**WORK TO BE COMPLETED:** What you write must match the records exactly, except for the images, which are left out.

[Dataset records]
▽
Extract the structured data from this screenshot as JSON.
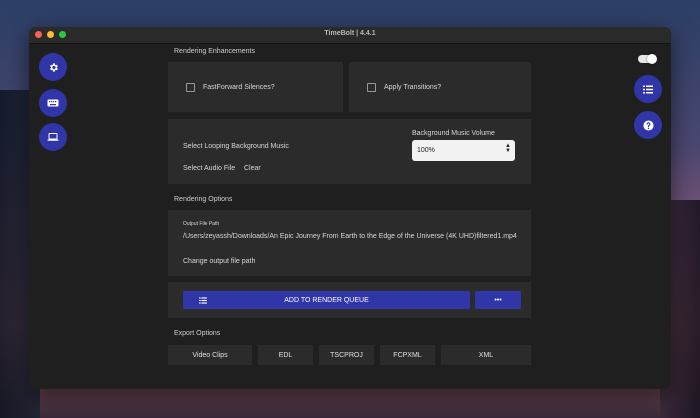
{
  "window": {
    "title": "TimeBolt | 4.4.1"
  },
  "traffic_lights": {
    "close": "#fe5f57",
    "minimize": "#febc2e",
    "zoom": "#28c840"
  },
  "colors": {
    "accent": "#3035a8",
    "panel": "#2b2b2b",
    "window_bg": "#1f1f1f"
  },
  "left_sidebar": {
    "buttons": [
      {
        "icon": "gear-icon"
      },
      {
        "icon": "keyboard-icon"
      },
      {
        "icon": "laptop-icon"
      }
    ]
  },
  "right_sidebar": {
    "toggle_on": true,
    "buttons": [
      {
        "icon": "list-icon"
      },
      {
        "icon": "help-icon"
      }
    ]
  },
  "rendering_enhancements": {
    "heading": "Rendering Enhancements",
    "fastforward_label": "FastForward Silences?",
    "fastforward_checked": false,
    "transitions_label": "Apply Transitions?",
    "transitions_checked": false
  },
  "music": {
    "looping_label": "Select Looping Background Music",
    "select_audio_label": "Select Audio File",
    "clear_label": "Clear",
    "volume_label": "Background Music Volume",
    "volume_value": "100%"
  },
  "rendering_options": {
    "heading": "Rendering Options",
    "output_label": "Output File Path",
    "output_path": "/Users/zeyassh/Downloads/An Epic Journey From Earth to the Edge of the Universe (4K UHD)filtered1.mp4",
    "change_label": "Change output file path"
  },
  "queue": {
    "add_label": "ADD TO RENDER QUEUE",
    "more_label": "•••"
  },
  "export": {
    "heading": "Export Options",
    "buttons": [
      "Video Clips",
      "EDL",
      "TSCPROJ",
      "FCPXML",
      "XML"
    ]
  }
}
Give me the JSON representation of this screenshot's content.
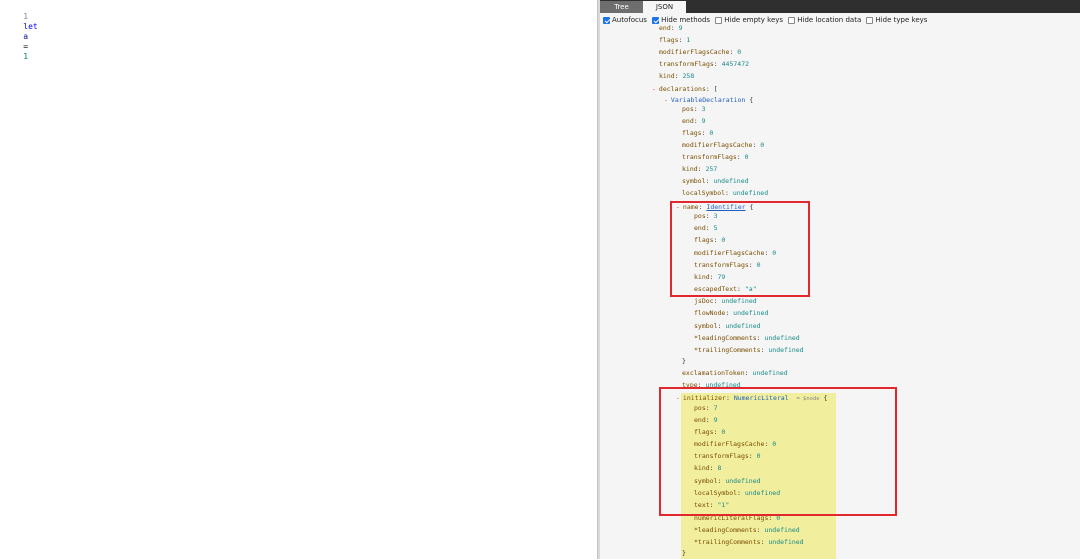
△
**RESPONSE TO THE TASK:**
Extract the structured data from this screenshot as JSON.
{
  "window": {
    "title": "TimeBolt | 4.4.1"
  },
  "traffic_lights": {
    "close": "#fe5f57",
    "minimize": "#febc2e",
    "zoom": "#28c840"
  },
  "colors": {
    "accent": "#3035a8",
    "panel": "#2b2b2b",
    "window_bg": "#1f1f1f"
  },
  "left_sidebar": {
    "buttons": [
      {
        "icon": "gear-icon"
      },
      {
        "icon": "keyboard-icon"
      },
      {
        "icon": "laptop-icon"
      }
    ]
  },
  "right_sidebar": {
    "toggle_on": true,
    "buttons": [
      {
        "icon": "list-icon"
      },
      {
        "icon": "help-icon"
      }
    ]
  },
  "rendering_enhancements": {
    "heading": "Rendering Enhancements",
    "fastforward_label": "FastForward Silences?",
    "fastforward_checked": false,
    "transitions_label": "Apply Transitions?",
    "transitions_checked": false
  },
  "music": {
    "looping_label": "Select Looping Background Music",
    "select_audio_label": "Select Audio File",
    "clear_label": "Clear",
    "volume_label": "Background Music Volume",
    "volume_value": "100%"
  },
  "rendering_options": {
    "heading": "Rendering Options",
    "output_label": "Output File Path",
    "output_path": "/Users/zeyassh/Downloads/An Epic Journey From Earth to the Edge of the Universe (4K UHD)filtered1.mp4",
    "change_label": "Change output file path"
  },
  "queue": {
    "add_label": "ADD TO RENDER QUEUE",
    "more_label": "•••"
  },
  "export": {
    "heading": "Export Options",
    "buttons": [
      "Video Clips",
      "EDL",
      "TSCPROJ",
      "FCPXML",
      "XML"
    ]
  }
}
Give me the JSON representation of this screenshot's content.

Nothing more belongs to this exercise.